Task item:
Once you have read the entries below, repeat all of them exactly.

Provided records:

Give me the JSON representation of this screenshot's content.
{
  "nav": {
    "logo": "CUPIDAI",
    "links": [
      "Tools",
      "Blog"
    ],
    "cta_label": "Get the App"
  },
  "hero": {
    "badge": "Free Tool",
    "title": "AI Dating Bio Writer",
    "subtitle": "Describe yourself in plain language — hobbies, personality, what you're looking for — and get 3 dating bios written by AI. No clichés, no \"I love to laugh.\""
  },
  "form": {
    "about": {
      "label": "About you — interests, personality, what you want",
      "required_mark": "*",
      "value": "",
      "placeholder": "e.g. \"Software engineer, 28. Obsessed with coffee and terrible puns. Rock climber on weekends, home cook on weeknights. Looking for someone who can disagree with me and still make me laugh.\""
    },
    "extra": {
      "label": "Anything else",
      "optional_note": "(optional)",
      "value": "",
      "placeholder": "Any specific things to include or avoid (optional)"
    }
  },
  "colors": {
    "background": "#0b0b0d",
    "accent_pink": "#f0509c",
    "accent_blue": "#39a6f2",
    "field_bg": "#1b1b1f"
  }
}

Result below:
Give me the JSON representation of this screenshot's content.
{
  "nav": {
    "logo": "CUPIDAI",
    "links": [
      "Tools",
      "Blog"
    ],
    "cta_label": "Get the App"
  },
  "hero": {
    "badge": "Free Tool",
    "title": "AI Dating Bio Writer",
    "subtitle": "Describe yourself in plain language — hobbies, personality, what you're looking for — and get 3 dating bios written by AI. No clichés, no \"I love to laugh.\""
  },
  "form": {
    "about": {
      "label": "About you — interests, personality, what you want",
      "required_mark": "*",
      "value": "",
      "placeholder": "e.g. \"Software engineer, 28. Obsessed with coffee and terrible puns. Rock climber on weekends, home cook on weeknights. Looking for someone who can disagree with me and still make me laugh.\""
    },
    "extra": {
      "label": "Anything else",
      "optional_note": "(optional)",
      "value": "",
      "placeholder": "Any specific things to include or avoid (optional)"
    }
  },
  "colors": {
    "background": "#0b0b0d",
    "accent_pink": "#f0509c",
    "accent_blue": "#39a6f2",
    "field_bg": "#1b1b1f"
  }
}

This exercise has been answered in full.